McHenry County Bail Reform – No Cash Bail Needed for Certain Offenders

Nonviolent offenders could walk out of jail without having to post a cash bond.

mchenry county bail reform act

On January 1st, 2018 the Bail Reform Act went into effect. The Act requires individuals to be placed into tiers or categories based on the charge and the individual’s financial situation. Bail is determined based on which category the offender falls under. Category A offenses are typically a minimum Class 2 felonies or cases that involve violence. Category B offenses are lesser non-violent offenses that do not involve violence and are the cases most affected by this legislation.

The goal? To minimize the detention of long-term offenders whose charges are considered minor but they cannot afford bail. Before the reform, offenders that were considered low-level or nonviolent could spend months or even years in jail for the sole reason that they could not afford to pay the amount to bail themselves out.

Since the reform went into effect in January, judges of McHenry County have issued 190 recognizance bonds according to the McHenry County Circuit Clerk’s Office. Recognizance bonds allow those in jail to be released by their own signature, their own recognizance, instead of a monetary bond.

What are considered nonviolent crimes?

  • Theft
  • Drug Possession

What would be considered violent crimes?

  • Sex Crimes
  • Domestic Batteries

Other Changes from the Bail Reform Act
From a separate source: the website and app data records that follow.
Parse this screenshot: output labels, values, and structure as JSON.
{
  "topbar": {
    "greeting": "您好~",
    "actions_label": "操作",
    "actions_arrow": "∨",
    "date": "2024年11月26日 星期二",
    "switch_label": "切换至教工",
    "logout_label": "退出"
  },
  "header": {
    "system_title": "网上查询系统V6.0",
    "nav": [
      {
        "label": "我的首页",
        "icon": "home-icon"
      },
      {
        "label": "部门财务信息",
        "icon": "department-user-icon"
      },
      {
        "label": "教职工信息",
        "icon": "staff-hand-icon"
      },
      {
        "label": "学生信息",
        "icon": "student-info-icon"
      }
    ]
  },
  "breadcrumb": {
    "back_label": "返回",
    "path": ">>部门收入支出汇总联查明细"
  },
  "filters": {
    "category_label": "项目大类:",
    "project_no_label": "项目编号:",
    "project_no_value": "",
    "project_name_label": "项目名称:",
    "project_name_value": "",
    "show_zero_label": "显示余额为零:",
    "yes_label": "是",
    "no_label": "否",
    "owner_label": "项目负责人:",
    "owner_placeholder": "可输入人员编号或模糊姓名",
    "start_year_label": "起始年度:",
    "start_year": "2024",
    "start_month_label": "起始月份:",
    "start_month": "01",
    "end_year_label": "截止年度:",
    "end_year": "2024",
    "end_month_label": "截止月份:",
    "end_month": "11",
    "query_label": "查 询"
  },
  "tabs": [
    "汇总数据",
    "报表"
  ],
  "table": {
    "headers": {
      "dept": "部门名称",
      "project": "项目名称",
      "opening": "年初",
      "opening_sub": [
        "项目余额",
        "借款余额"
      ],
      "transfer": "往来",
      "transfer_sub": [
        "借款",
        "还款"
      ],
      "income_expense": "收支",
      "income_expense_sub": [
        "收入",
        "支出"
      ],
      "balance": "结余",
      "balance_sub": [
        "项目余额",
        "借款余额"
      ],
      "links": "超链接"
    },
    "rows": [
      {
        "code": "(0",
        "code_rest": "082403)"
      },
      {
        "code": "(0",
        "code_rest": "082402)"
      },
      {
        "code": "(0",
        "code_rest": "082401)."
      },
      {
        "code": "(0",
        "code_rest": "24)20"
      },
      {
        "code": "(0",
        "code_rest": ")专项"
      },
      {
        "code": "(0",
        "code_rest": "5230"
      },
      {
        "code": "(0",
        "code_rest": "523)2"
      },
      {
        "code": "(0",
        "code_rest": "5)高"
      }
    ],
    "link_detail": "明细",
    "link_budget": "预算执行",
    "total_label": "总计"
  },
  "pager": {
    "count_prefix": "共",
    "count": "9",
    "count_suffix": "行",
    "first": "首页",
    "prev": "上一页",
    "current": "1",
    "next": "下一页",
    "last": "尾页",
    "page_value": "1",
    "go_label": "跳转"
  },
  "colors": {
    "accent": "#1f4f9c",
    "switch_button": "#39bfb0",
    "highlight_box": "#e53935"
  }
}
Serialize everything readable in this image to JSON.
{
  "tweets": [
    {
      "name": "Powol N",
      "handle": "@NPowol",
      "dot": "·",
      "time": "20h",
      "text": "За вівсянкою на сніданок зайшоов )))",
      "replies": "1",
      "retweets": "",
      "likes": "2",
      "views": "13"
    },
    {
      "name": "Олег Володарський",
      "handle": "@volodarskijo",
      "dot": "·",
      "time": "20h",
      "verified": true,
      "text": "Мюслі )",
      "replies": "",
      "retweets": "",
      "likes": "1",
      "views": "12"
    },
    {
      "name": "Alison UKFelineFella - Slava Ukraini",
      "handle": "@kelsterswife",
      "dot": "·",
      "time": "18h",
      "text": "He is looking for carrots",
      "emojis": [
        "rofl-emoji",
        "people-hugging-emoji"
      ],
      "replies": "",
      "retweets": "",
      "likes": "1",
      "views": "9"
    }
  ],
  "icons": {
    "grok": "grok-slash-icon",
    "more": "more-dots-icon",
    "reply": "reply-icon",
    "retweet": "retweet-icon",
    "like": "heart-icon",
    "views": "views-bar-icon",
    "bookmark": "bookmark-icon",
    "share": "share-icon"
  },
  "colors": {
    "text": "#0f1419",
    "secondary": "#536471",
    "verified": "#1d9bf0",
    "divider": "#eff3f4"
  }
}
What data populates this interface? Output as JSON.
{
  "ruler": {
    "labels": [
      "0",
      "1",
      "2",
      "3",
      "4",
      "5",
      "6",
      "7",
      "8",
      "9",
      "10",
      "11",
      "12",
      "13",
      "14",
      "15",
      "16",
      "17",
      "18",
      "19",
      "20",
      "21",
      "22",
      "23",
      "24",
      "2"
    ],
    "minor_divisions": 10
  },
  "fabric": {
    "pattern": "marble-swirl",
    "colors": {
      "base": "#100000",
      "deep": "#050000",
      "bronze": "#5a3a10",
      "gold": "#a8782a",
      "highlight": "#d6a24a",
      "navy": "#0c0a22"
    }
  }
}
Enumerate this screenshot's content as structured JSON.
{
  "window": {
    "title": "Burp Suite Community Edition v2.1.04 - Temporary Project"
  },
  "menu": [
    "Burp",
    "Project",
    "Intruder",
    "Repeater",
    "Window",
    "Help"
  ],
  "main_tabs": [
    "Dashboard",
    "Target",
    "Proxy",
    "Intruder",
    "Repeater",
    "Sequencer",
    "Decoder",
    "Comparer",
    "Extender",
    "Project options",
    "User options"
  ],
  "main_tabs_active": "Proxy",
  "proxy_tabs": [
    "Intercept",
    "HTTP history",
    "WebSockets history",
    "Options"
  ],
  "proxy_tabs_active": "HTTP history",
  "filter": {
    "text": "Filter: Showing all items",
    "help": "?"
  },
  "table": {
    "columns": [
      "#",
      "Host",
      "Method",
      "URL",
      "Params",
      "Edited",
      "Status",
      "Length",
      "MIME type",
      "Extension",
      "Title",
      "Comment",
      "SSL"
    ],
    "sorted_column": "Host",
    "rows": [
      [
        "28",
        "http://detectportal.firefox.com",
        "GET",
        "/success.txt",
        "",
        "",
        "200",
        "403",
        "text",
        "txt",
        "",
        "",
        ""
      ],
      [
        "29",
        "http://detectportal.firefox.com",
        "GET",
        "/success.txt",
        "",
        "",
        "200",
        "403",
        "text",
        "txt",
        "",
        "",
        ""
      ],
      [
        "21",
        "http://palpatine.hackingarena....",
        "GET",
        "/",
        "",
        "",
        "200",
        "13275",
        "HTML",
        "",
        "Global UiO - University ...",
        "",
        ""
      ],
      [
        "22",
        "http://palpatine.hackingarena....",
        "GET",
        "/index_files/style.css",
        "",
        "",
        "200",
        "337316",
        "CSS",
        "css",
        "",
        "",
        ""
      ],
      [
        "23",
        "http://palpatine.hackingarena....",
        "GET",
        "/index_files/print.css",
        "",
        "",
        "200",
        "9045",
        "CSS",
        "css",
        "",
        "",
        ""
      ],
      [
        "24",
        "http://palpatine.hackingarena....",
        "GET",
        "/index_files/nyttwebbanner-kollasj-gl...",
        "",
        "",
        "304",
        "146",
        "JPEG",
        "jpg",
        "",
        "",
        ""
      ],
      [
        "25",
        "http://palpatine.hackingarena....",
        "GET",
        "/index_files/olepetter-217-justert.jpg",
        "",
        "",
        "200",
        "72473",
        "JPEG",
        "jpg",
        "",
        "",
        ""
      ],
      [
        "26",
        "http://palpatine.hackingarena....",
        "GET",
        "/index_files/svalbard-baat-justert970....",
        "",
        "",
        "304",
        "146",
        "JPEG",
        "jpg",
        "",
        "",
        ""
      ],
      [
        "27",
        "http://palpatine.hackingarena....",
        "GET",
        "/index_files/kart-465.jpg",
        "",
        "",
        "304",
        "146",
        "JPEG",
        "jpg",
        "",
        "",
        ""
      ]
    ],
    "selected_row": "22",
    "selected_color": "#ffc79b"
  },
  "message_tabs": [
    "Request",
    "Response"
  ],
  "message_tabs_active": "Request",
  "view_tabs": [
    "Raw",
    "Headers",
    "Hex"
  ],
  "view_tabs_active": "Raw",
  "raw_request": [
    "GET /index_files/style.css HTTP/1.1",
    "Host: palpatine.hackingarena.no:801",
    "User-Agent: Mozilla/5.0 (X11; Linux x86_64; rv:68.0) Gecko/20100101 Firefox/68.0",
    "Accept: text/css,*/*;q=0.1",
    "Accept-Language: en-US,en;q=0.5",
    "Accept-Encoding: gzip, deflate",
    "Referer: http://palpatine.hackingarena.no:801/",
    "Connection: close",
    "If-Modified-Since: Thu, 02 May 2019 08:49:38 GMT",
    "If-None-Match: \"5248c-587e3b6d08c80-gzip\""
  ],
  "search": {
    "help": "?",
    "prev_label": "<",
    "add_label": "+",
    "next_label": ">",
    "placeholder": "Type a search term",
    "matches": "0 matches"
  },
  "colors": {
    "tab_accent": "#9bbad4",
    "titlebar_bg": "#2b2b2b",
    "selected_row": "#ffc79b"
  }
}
When new inmates are processed and read their rights, the bail reform act requires an attorney to be available for them in court the following morning.  The McHenry County Board approved the hiring of an additional attorney for the public defender’s office. Records show the cost of the additional position was $61,832 and will be covered by funds transferred from the Department of Health and the McHenry County Treasurer’s Office.